Renew Your License – Get Your License

Mar

29

Spear Tips

There are two types of shafts in common use today.  The first is a “flopper” shaft.  These shafts are a shaft- tip combo with a rock-point end and floppers, or wings riveted on the shaft.  These flopper shafts come in two styles, Hawaiian or Tahitian.  If the wing lays down on top of the shaft when it is loaded in the gun it is a tahitian.  This style is considered the most streamlined, but if the wing gets bent or stuck, it can obstruct the hunter’s view.  If the wing hangs down when loaded in the gun, it is called a ‘Hawaiian flopper”.  The flopper is pushed up against the shaft with the forward motion thru the water.  The simplicity of this system makes it popular with some hunters, especially free shafters and is more economical up front.  However a bent shaft or tip requires replacment of the entire shaft.  Also, the tear-out rate is higher with some big fish because you are relying on one wing to hold the fish.  Shot placement is more critical with this type system.
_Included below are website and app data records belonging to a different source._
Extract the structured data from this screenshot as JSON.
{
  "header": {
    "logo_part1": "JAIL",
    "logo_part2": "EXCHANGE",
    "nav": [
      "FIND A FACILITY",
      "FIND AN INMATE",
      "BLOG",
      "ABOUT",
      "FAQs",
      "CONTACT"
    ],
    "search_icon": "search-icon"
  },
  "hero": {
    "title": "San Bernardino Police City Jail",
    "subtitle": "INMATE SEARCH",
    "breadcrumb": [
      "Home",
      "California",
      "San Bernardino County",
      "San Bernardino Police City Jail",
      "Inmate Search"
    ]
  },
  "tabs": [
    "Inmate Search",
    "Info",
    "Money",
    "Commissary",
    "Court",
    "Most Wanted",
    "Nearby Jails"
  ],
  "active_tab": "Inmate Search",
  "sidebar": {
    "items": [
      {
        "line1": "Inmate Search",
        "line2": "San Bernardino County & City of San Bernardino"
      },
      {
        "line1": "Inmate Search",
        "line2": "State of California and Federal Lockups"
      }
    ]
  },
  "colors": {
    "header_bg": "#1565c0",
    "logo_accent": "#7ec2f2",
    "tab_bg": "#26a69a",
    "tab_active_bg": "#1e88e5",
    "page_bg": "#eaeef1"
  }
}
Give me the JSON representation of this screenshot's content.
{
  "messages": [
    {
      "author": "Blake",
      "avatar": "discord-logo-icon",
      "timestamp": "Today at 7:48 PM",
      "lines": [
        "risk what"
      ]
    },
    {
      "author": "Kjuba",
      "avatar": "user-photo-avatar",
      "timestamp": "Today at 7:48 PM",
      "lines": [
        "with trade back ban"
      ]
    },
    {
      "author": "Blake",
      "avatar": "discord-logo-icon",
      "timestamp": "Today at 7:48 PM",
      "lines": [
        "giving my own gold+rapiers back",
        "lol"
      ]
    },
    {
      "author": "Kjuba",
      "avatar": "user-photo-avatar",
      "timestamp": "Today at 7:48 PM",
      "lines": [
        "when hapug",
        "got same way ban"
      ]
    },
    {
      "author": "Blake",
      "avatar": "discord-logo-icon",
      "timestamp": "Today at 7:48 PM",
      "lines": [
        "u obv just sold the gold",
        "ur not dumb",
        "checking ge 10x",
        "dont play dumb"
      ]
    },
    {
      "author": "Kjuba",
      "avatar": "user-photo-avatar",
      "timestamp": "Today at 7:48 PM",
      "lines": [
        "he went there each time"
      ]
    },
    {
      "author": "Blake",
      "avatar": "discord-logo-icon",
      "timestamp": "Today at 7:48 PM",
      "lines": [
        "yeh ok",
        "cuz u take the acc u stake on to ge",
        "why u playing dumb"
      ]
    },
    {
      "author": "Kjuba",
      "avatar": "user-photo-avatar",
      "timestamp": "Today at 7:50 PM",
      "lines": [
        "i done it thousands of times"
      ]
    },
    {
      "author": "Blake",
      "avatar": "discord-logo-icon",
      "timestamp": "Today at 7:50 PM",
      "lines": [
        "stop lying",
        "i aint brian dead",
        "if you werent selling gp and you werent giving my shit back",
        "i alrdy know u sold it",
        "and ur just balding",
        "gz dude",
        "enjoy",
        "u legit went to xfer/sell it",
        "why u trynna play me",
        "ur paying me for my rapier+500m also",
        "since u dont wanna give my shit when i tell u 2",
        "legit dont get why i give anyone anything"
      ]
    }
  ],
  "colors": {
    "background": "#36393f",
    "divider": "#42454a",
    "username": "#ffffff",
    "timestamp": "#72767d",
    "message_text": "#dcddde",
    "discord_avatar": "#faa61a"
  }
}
Threaded shafts are far more common on the gulf coast, because they allow the hunter to choose the appropriate shaft size and tip for the targeted species.  It is easier to change tips as they get dulled or change the style for the targeted species.  The 3 common tips are fixed, break-away and slip-tips.  Fixed tips can be solid or spinners.  The solid spearpoints are more economical but can be spun off by a fighting fish.  The rotating design allows for 360 degree spin, providing greater holding power and minimizing the chance of your tip unthreading from the shaft as a result of a fish “rolling” in battle.  The 3 common type of fixed tips are rock point, arrowhead and tri-cut.  Rock points are designed to perform even after impact on rocks and reefs and are the most common tip for free-shafters.  They are more foregiving after rock impacts but don’t penetrate as well as the sharpened points, having to “punch” their way into the flesh.  The arrowhead has a broadhead design expanding the cutting surface and actually cutting it’s way into the flesh resulting in better penetration than rock points.  The  rotating tri-cut boasts 3 cutting edges combined with a precision point. 

All three styles (rock, arrowhead and tri-cut) are also, available in breakaway styles.  The breakaway design allows the tip to release from the shaft but stay connected with a multi-braid stainless cable.  These tips hang on no matter how hard the fight while minimizing damage to your spearshaft.  The connecting cable will allow you to grab the shaft but the fish can still twist and turn without having a firm purchase to pull against.  The result is fewer tear-outs and bent shafts. 

The slip tip is the ultimate in breakaway designs. Also called a tournament tip,  this design penetrates the fish and  turns sideways for maximum holding power.  Although the best in holding power, the drawback to a slip tip, is it can be difficult to remove the fish while underwater.  If the tip penetrates fully, you can feed it back through the wound channel.  If the tip turns inside the fish, however, it requires alot of cutting to reseat and push through or remove.  The slip tip isn’t the best choice for shooting multiple fish on a dive.

For advice on tip selection bring your speargun by the store and talk to Lawren or Todd about your target species and diving style.  Happy Hunting.